GrubHub is in hot water, and I don’t mean because the company can deliver hot soup or boiled clams to your doorstep.
Last week, the GrubHub founder and CEO, Matt Maloney, sent an email after election day and informed employees about his viewpoint regarding the Donald Trump victory. I understand what he was saying--there is no place for hate speech.
Unfortunately, there’s been a fallout--namely with the stock price. And the app reviews. And from Twitter users. As reported by multiple outlets, Maloney has fallen under fire for the email and how it was so easy to misconstrue what he meant. It serves as a good lesson in making sure an email you send passes a few simple tests.
Here’s what he said:
“I absolutely reject the nationalist, anti-immigrant and hateful politics of Donald Trump and will work to shield our community from this movement as best as I can. As we all try to understand what this vote means to us, I want to affirm to anyone on our team that is scared or feels personally exposed, that I and everyone else here at Grubhub will fight for your dignity and your right to make a better life for yourself and your family here in the United States.”
He went on:
“If you do not agree with this statement then please reply to this email with your resignation because you have no place here. We do not tolerate hateful attitudes on our team.I want to repeat what Hillary said this morning, that the new administration deserves our open minds and a chance to lead, but never stop believing that the fight for what's right is worth it.”
To avoid the controversy, Maloney could have asked these questions:
1. Is what I’m saying against the law?
This might seem obvious, but it is definitely worth thinking about. If your email contains illegal information or something incredibly incriminating, it doesn’t make sense to release it into the wild. (Also consider not doing anything illegal or incriminating.) I’m no lawyer, but at first glance, it sure looks like insinuating that employees should resign if they are Trump supporters could be illegal, especially for a public company.
2. Are there any obvious contradictions?
Again, I’m not getting political here, but you could easily spot some contradictions in the email, whether you were for Hillary Clinton or Donald Trump. Maloney is saying he wants GrubHub to be open to any viewpoint, any ideology, and any preference. Except that he is not open to a view that contradicts his own view. When you read the email, you might wonder how that all works. The message contradicts itself by suggesting that some viewpoints are not allowed.
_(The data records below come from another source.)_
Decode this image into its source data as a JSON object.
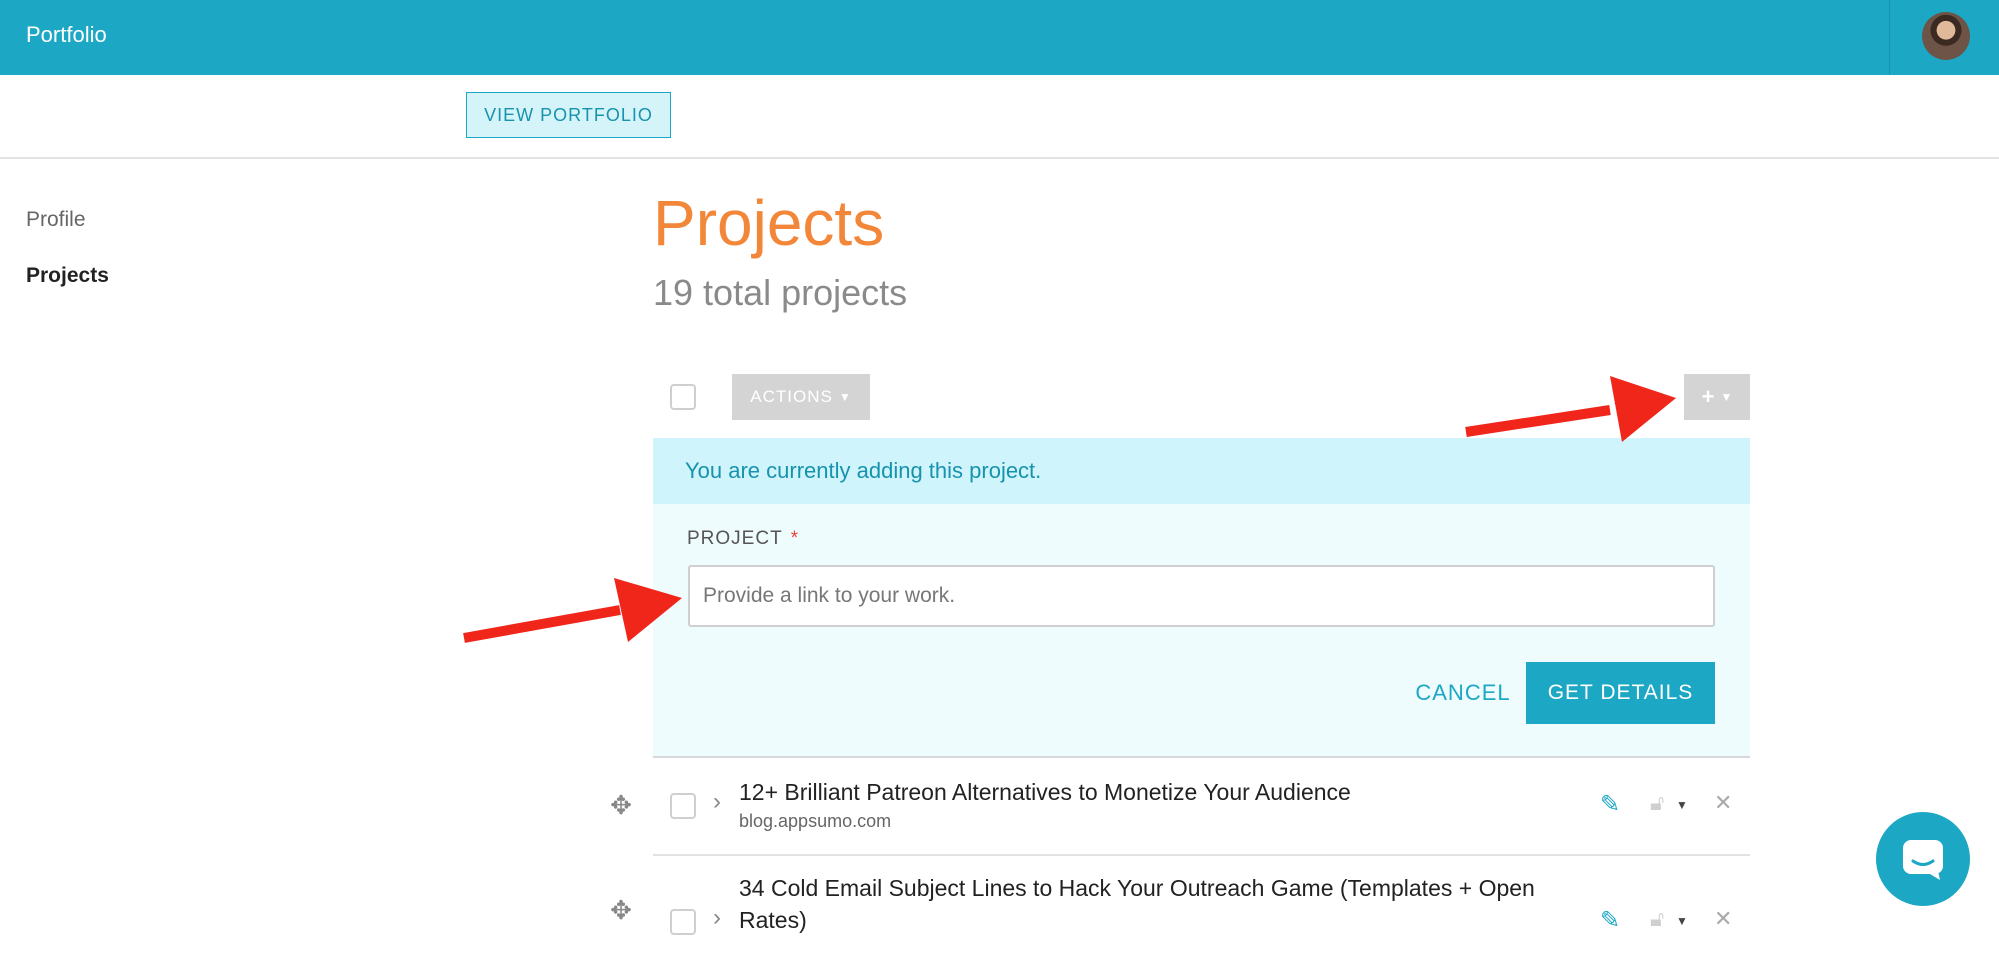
{
  "topbar": {
    "brand": "Portfolio"
  },
  "subheader": {
    "view_portfolio": "VIEW PORTFOLIO"
  },
  "sidebar": {
    "items": [
      {
        "label": "Profile"
      },
      {
        "label": "Projects"
      }
    ]
  },
  "main": {
    "title": "Projects",
    "subtitle": "19 total projects",
    "toolbar": {
      "actions_label": "ACTIONS",
      "add_symbol": "+"
    },
    "notice": "You are currently adding this project.",
    "form": {
      "field_label": "PROJECT",
      "required_mark": "*",
      "placeholder": "Provide a link to your work.",
      "cancel": "CANCEL",
      "get_details": "GET DETAILS"
    },
    "projects": [
      {
        "title": "12+ Brilliant Patreon Alternatives to Monetize Your Audience",
        "domain": "blog.appsumo.com"
      },
      {
        "title": "34 Cold Email Subject Lines to Hack Your Outreach Game (Templates + Open Rates)"
      }
    ]
  },
  "colors": {
    "accent": "#1ca7c4",
    "title_orange": "#f2873a",
    "annotation_red": "#f0261b"
  },
  "icons": [
    "move-icon",
    "chevron-right-icon",
    "pencil-icon",
    "lock-icon",
    "close-icon",
    "chat-icon"
  ]
}
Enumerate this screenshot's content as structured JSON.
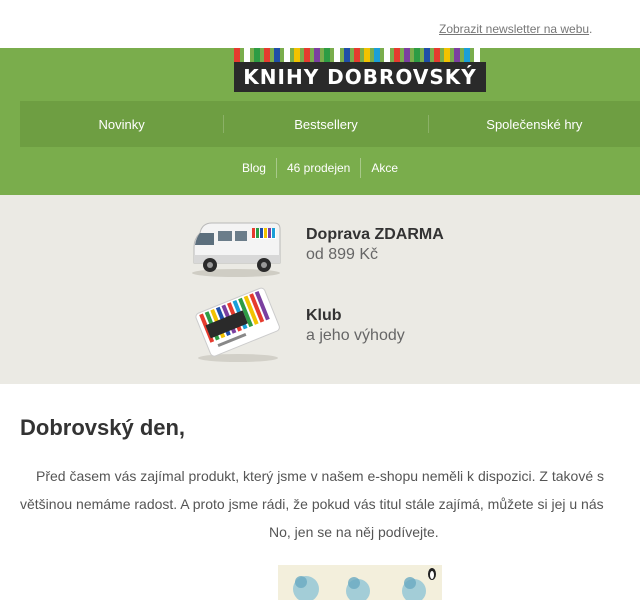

3. Could what I’m saying be misconstrued?
The biggest problem with the email is that it is easy to misconstrue what he’s saying. Technically speaking, he didn’t tell anyone to resign. And yet, he did. The underlying message is that you don’t belong at GrubHub if you do not agree with the CEO and the statements he made in the email. A follow-up note backtracked on what he said.
The entire message seemed like something you’d say in a private meeting and explain your view -- that you won’t tolerate hate speech or bigotry. An email is a good choice to communicate facts and set direction, to provide an overarching summary of a project. It is not ideal as a way to explain a corporate viewpoint that could be easily perceived as controversial. It's a good idea to keep that in mind.
This article is published as part of the IDG Contributor Network. Want to Join?